Just as higher temperatures typically arrive first, festival season gets a jump start every year in Southern California thanks to Coachella, the annual desert blowout (and surefire celebrity magnet) against which a summer's worth of less-glamorous events will inevitably be measured.
The marquee draw for this year's edition, set for April 15-17 and April 22-25 at the Empire Polo Club in Indio, is the reloading of Guns N' Roses, which after splintering in the mid-1990s is set to headline with a lineup featuring frontman Axl Rose, guitarist Slash and bassist Duff McKagan. (Who else is playing in the influential L.A. hard-rock band, which has toured over the last few years in various incarnations, hasn't been announced.)

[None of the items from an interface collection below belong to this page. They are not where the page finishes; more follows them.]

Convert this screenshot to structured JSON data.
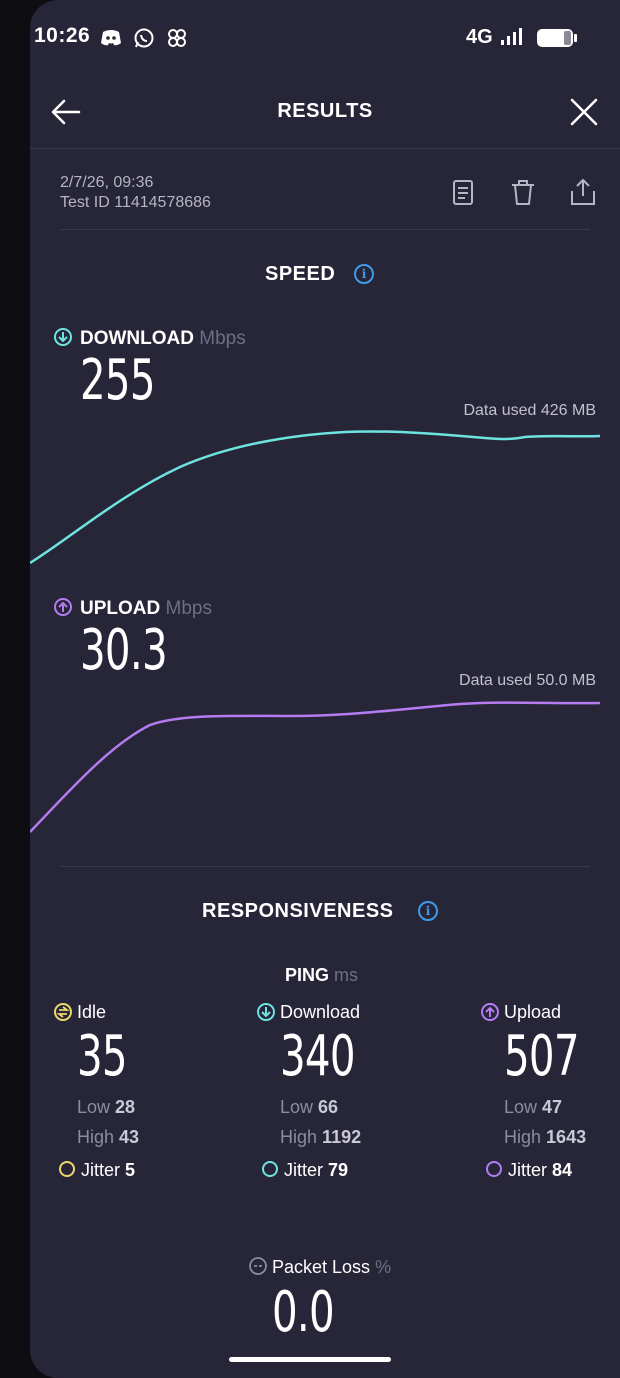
{
  "status_bar": {
    "time": "10:26",
    "network": "4G"
  },
  "header": {
    "title": "RESULTS"
  },
  "meta": {
    "date": "2/7/26, 09:36",
    "test_id": "Test ID 11414578686"
  },
  "speed": {
    "title": "SPEED",
    "download": {
      "label": "DOWNLOAD",
      "unit": "Mbps",
      "value": "255",
      "data_used": "Data used 426 MB",
      "color": "#6ee4e0"
    },
    "upload": {
      "label": "UPLOAD",
      "unit": "Mbps",
      "value": "30.3",
      "data_used": "Data used 50.0 MB",
      "color": "#b57cf2"
    }
  },
  "responsiveness": {
    "title": "RESPONSIVENESS",
    "ping_label": "PING",
    "ping_unit": "ms",
    "columns": [
      {
        "label": "Idle",
        "value": "35",
        "low_label": "Low",
        "low": "28",
        "high_label": "High",
        "high": "43",
        "jitter_label": "Jitter",
        "jitter": "5",
        "color": "#ecd86b"
      },
      {
        "label": "Download",
        "value": "340",
        "low_label": "Low",
        "low": "66",
        "high_label": "High",
        "high": "1192",
        "jitter_label": "Jitter",
        "jitter": "79",
        "color": "#6ee4e0"
      },
      {
        "label": "Upload",
        "value": "507",
        "low_label": "Low",
        "low": "47",
        "high_label": "High",
        "high": "1643",
        "jitter_label": "Jitter",
        "jitter": "84",
        "color": "#b57cf2"
      }
    ],
    "packet_loss": {
      "label": "Packet Loss",
      "unit": "%",
      "value": "0.0"
    }
  }
}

But in keeping with Coachella tradition, GNR isn't the only reunion on the bill. The veteran English shoegazers Lush will be there, and given the buzz generated by last year's "Straight Outta Compton" biopic, some kind of N.W.A reunion seems likely during Ice Cube's advertised solo set. The festival will also feature two reformed acts that haven't exactly kept their fans waiting: LCD Soundsystem, the wry New York disco-rock group that played a "final show" five years ago, and the punk-rap duo Death Grips, which broke up — oh, let's see here — in 2014.
Fresher faces? Coachella will have those too, including the British electro-pop singer Ellie Goulding, the fashion-obsessed rapper ASAP Rocky and the 1975, a lovably bratty British foursome whose lyrics read like social-media haiku. And there's even room for a couple of young fogeys in the '60s-pop-adoring Last Shadow Puppets and Chris Stapleton, a scruffy country newcomer with old-school Nashville in his veins.

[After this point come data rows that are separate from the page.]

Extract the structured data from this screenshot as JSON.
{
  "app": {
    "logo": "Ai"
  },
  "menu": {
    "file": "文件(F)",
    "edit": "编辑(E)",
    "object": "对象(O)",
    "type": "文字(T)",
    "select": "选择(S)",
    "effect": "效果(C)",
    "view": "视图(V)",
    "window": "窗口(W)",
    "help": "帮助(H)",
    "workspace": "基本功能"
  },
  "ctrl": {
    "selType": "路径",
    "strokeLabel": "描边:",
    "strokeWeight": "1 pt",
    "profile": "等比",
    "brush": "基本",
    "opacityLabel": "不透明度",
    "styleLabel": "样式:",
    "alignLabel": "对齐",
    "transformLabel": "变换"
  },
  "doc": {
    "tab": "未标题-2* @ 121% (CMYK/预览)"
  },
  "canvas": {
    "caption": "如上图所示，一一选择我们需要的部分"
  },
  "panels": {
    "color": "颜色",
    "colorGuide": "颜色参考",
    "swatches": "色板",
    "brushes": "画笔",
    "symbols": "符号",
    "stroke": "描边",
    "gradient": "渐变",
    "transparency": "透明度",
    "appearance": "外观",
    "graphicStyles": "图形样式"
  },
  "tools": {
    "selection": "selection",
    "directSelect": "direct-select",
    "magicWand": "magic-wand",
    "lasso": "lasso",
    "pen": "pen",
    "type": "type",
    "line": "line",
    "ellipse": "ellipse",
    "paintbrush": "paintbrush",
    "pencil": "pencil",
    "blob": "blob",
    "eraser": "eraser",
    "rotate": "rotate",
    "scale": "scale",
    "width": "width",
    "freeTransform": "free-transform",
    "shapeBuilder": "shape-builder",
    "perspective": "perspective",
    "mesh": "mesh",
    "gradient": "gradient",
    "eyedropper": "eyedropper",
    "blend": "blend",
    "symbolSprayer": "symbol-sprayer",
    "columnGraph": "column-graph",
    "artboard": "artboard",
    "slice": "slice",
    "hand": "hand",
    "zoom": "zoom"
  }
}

Stapleton is set to become something of a springtime fixture around these parts: After doing both weekends of Coachella, he'll return to the Empire Polo Club for the festival's roots-music counterpart, Stagecoach. Scheduled for April 29 to May 1, this year's edition will complement three of mainstream country's biggest superstars — Eric Church, Carrie Underwood and Luke Bryan — with a varied assortment of mavericks and lifers, among them Sam Hunt, Lee Ann Womack, Marty Stuart and the Band Perry.
Stagecoach typically draws fewer Tinseltown types than Coachella, but you can bet on seeing at least one onstage in Sam Palladio, an actor best known for playing a country singer in the ABC soap "Nashville."
Only in — or near — Hollywood, folks.